Appointments at the Houston Consulate had to be made for each person. Make sure you pay attention to the time zone;) and be sure to schedule each member of your family a separate 15 min time slot: Houston Consulate Scheduling Site.


Grand total for our visa was: $1,787 total for a family of four. (<- in this number, I did not include the consulting or eBook purchase *see below, my mistakes, or the cost of our year of insurance). Again, we had our Federal Apostilles rushed so I know this number would be lower for you if you didn’t crap your pants like me!


We brought our whole family because you have to.  That was fun like dental surgery. The kids didn’t even need to really be there because they never talked to them. Everything happens through glass and a little bank teller hole which is annoying. I think it’s smart to make an early morning appointment so you can make calls during business hours and get things settled first thing so you can collect anything and maybe even get it back to the consulate that day.

Let’s talk worst case scenario: Your application has missing or incorrect components. They give you a choice: You have 10 business to get the missing paperwork to them via mail (you risk your $500+ in application fees) OR you can take your money and applications back and resubmit. We chose the former.


Finding a cheap but certified Spanish translation site is tough. The first one I found charged $90 per page!!! Some charge per word. I used The Spanish Group and they were about a 2-6 day turnaround and only $30 a page. If you find cheaper – I’ll be super surprised. I chose the “email and mail” option for each translation so that I had a real signature from the certified translator and that option is free so it was a no brainer.

I bought an eBook from the Wagoner’s Abroad and it helped a lot. There were parts of it that were outdated but he’s a great resource and it came with a downloadable spreadsheet to help you check off each item for each applicant, along with copies, Apostilles, notaries, etc.I used this for a while then aborted and went straight for my physical folders for each family member. Personal preference really. They offer consulting packages and it’s nice to have someone to talk to because NOBODY at the consulate is answering the phone!
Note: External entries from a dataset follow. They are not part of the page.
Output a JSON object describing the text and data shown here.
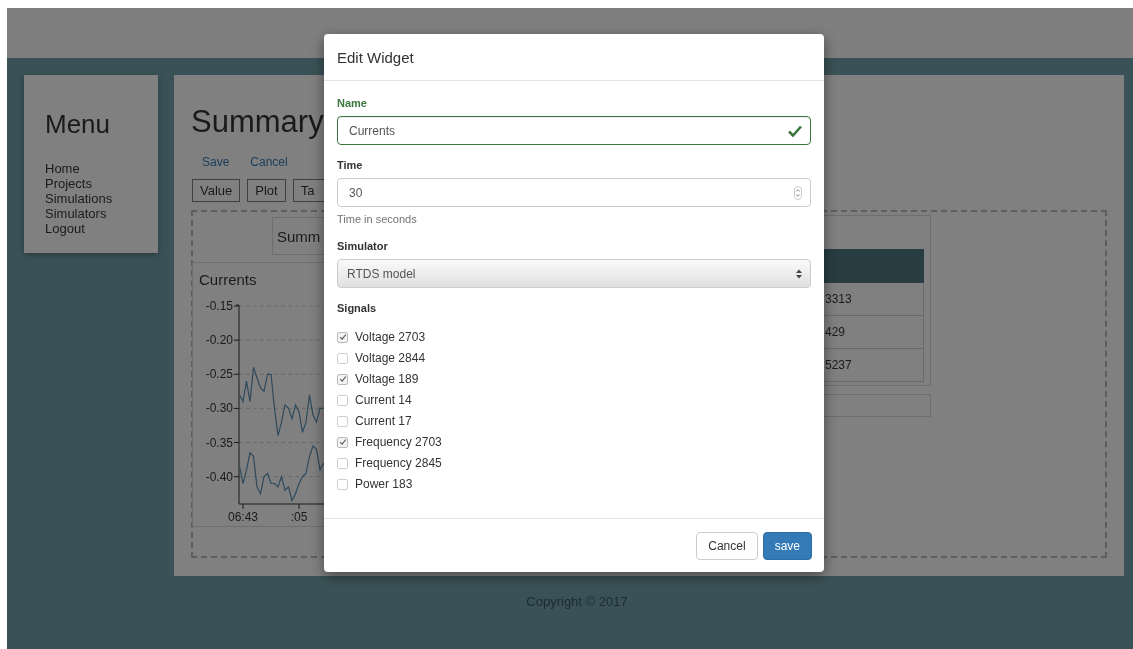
{
  "menu": {
    "title": "Menu",
    "items": [
      "Home",
      "Projects",
      "Simulations",
      "Simulators",
      "Logout"
    ]
  },
  "content": {
    "title": "Summary",
    "actions": [
      "Save",
      "Cancel"
    ],
    "toolbox": [
      "Value",
      "Plot",
      "Ta"
    ],
    "widgets": [
      {
        "kind": "label",
        "text": "Summ"
      },
      {
        "kind": "plot",
        "title": "Currents",
        "chart_data": {
          "type": "line",
          "categories": [
            null,
            "06:43",
            null,
            null,
            null,
            null,
            null,
            null,
            null,
            null,
            null,
            null,
            null,
            null,
            null,
            null,
            null,
            ":05",
            null,
            null,
            null,
            null,
            null,
            null,
            null
          ],
          "ylim": [
            -0.44,
            -0.15
          ],
          "grid": true,
          "yticks": [
            {
              "value": -0.15,
              "label": "-0.15"
            },
            {
              "value": -0.2,
              "label": "-0.20"
            },
            {
              "value": -0.25,
              "label": "-0.25"
            },
            {
              "value": -0.3,
              "label": "-0.30"
            },
            {
              "value": -0.35,
              "label": "-0.35"
            },
            {
              "value": -0.4,
              "label": "-0.40"
            }
          ],
          "series": [
            {
              "color": "#2f4a5c",
              "values": [
                -0.28,
                -0.29,
                -0.26,
                -0.29,
                -0.24,
                -0.255,
                -0.27,
                -0.275,
                -0.25,
                -0.25,
                -0.3,
                -0.34,
                -0.32,
                -0.295,
                -0.3,
                -0.315,
                -0.295,
                -0.305,
                -0.335,
                -0.32,
                -0.28,
                -0.31,
                -0.32,
                -0.3,
                -0.3
              ]
            },
            {
              "color": "#2f4a5c",
              "values": [
                -0.385,
                -0.41,
                -0.39,
                -0.365,
                -0.37,
                -0.415,
                -0.425,
                -0.4,
                -0.395,
                -0.41,
                -0.41,
                -0.415,
                -0.4,
                -0.42,
                -0.415,
                -0.435,
                -0.425,
                -0.41,
                -0.4,
                -0.395,
                -0.37,
                -0.355,
                -0.36,
                -0.39,
                -0.38
              ]
            }
          ]
        }
      },
      {
        "kind": "table",
        "cells": [
          "3313",
          "429",
          "5237"
        ]
      },
      {
        "kind": "box"
      }
    ]
  },
  "dialog": {
    "title": "Edit Widget",
    "fields": [
      {
        "kind": "text",
        "label": "Name",
        "value": "Currents",
        "valid": true
      },
      {
        "kind": "number",
        "label": "Time",
        "value": "30",
        "help": "Time in seconds"
      },
      {
        "kind": "select",
        "label": "Simulator",
        "value": "RTDS model"
      },
      {
        "kind": "checklist",
        "label": "Signals",
        "options": [
          {
            "label": "Voltage 2703",
            "checked": true
          },
          {
            "label": "Voltage 2844",
            "checked": false
          },
          {
            "label": "Voltage 189",
            "checked": true
          },
          {
            "label": "Current 14",
            "checked": false
          },
          {
            "label": "Current 17",
            "checked": false
          },
          {
            "label": "Frequency 2703",
            "checked": true
          },
          {
            "label": "Frequency 2845",
            "checked": false
          },
          {
            "label": "Power 183",
            "checked": false
          }
        ]
      }
    ],
    "buttons": [
      {
        "label": "Cancel",
        "kind": "default"
      },
      {
        "label": "save",
        "kind": "primary"
      }
    ]
  },
  "footer": {
    "copyright": "Copyright © 2017"
  }
}
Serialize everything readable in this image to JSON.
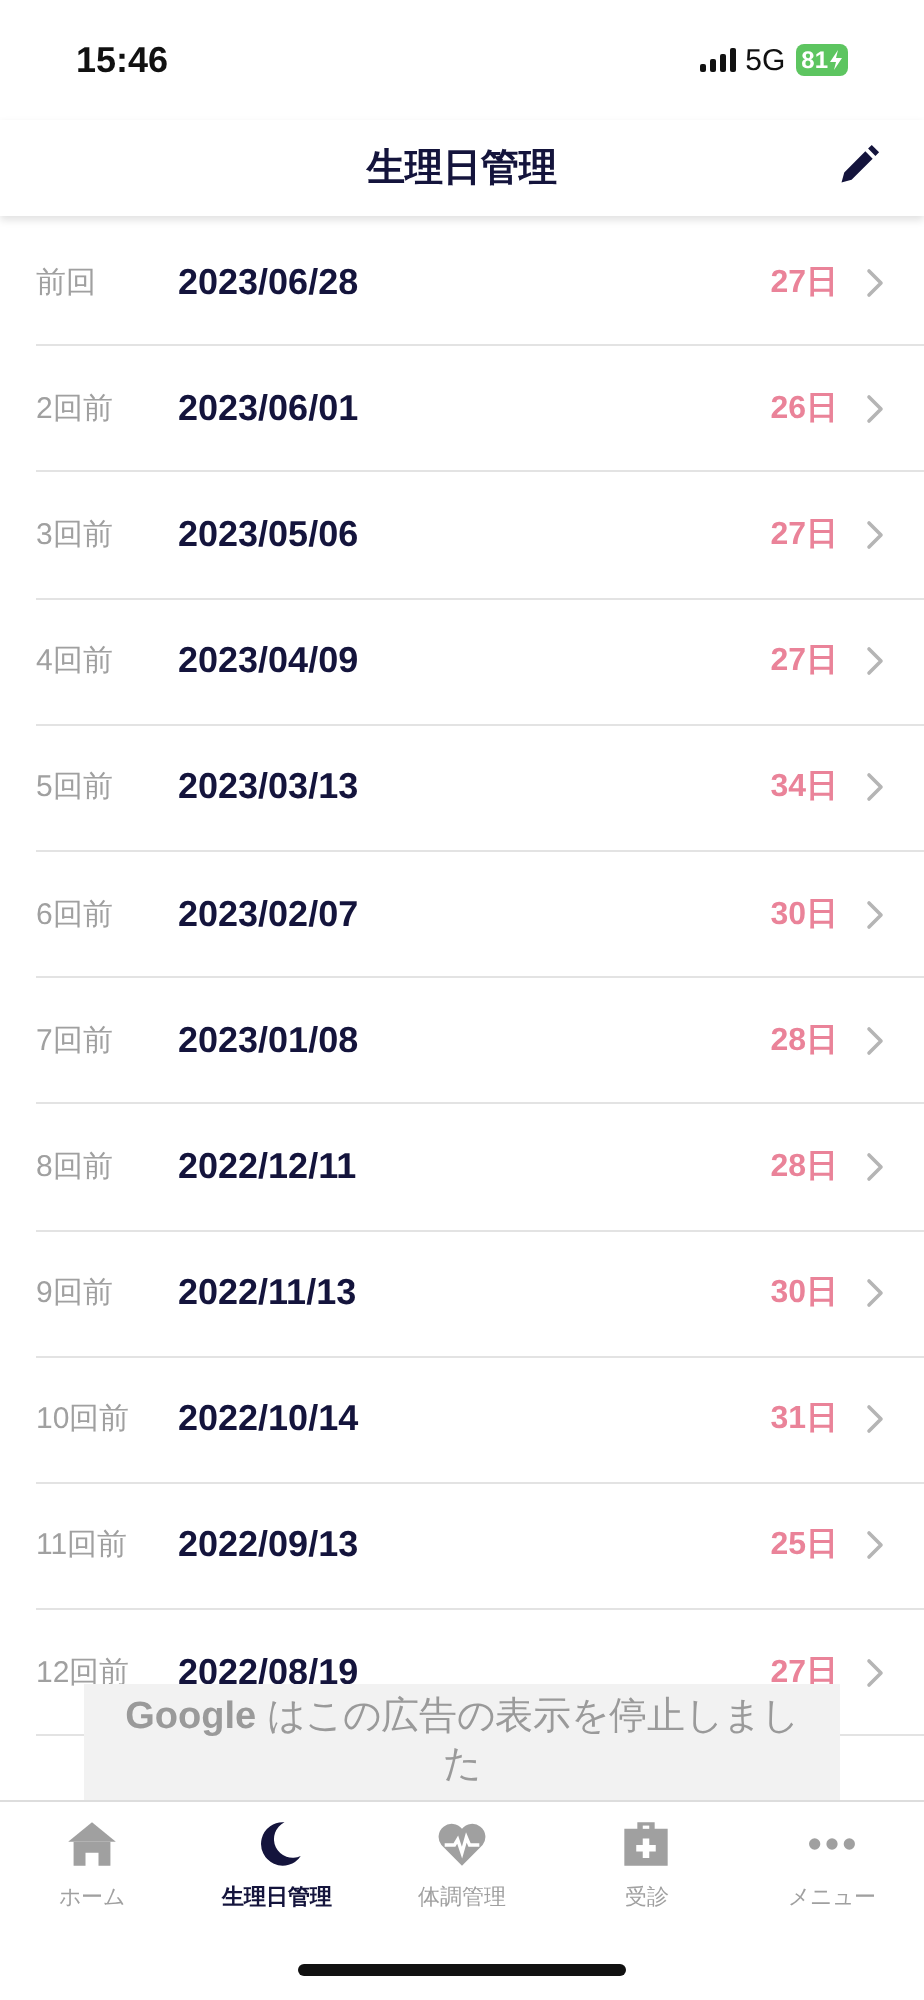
{
  "status_bar": {
    "time": "15:46",
    "network": "5G",
    "battery": "81"
  },
  "header": {
    "title": "生理日管理"
  },
  "periods": [
    {
      "label": "前回",
      "date": "2023/06/28",
      "cycle": "27日"
    },
    {
      "label": "2回前",
      "date": "2023/06/01",
      "cycle": "26日"
    },
    {
      "label": "3回前",
      "date": "2023/05/06",
      "cycle": "27日"
    },
    {
      "label": "4回前",
      "date": "2023/04/09",
      "cycle": "27日"
    },
    {
      "label": "5回前",
      "date": "2023/03/13",
      "cycle": "34日"
    },
    {
      "label": "6回前",
      "date": "2023/02/07",
      "cycle": "30日"
    },
    {
      "label": "7回前",
      "date": "2023/01/08",
      "cycle": "28日"
    },
    {
      "label": "8回前",
      "date": "2022/12/11",
      "cycle": "28日"
    },
    {
      "label": "9回前",
      "date": "2022/11/13",
      "cycle": "30日"
    },
    {
      "label": "10回前",
      "date": "2022/10/14",
      "cycle": "31日"
    },
    {
      "label": "11回前",
      "date": "2022/09/13",
      "cycle": "25日"
    },
    {
      "label": "12回前",
      "date": "2022/08/19",
      "cycle": "27日"
    }
  ],
  "ad": {
    "brand": "Google",
    "message": "はこの広告の表示を停止しました"
  },
  "tabs": [
    {
      "label": "ホーム",
      "selected": false
    },
    {
      "label": "生理日管理",
      "selected": true
    },
    {
      "label": "体調管理",
      "selected": false
    },
    {
      "label": "受診",
      "selected": false
    },
    {
      "label": "メニュー",
      "selected": false
    }
  ]
}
I also found Family Life in Spain and they were a great resource on all things moving to Spain as well as Spanish culture, holidays, tips, moving costs, schools, and more.

Another great Houston consulate/visa reference is Big Burton Bon Voyage. Maja Burton went through this process in Houston with 7 children. Seven, you read that right. Siete. She has great info and they went through the renewal process 12 months later in Spain. I read her blog and it was a huge help for us.

I hope this has helped you and if you have any better recommendations, tips, resources, etc. please comment. Fun fact for you: On our scouting trip we met a couple that applied for their “non lucrative visa” and the consulate just thumbed through their application papers lackadaisically like “oh ok great, you’re approved”. HUH!??! Can’t bet on that though;)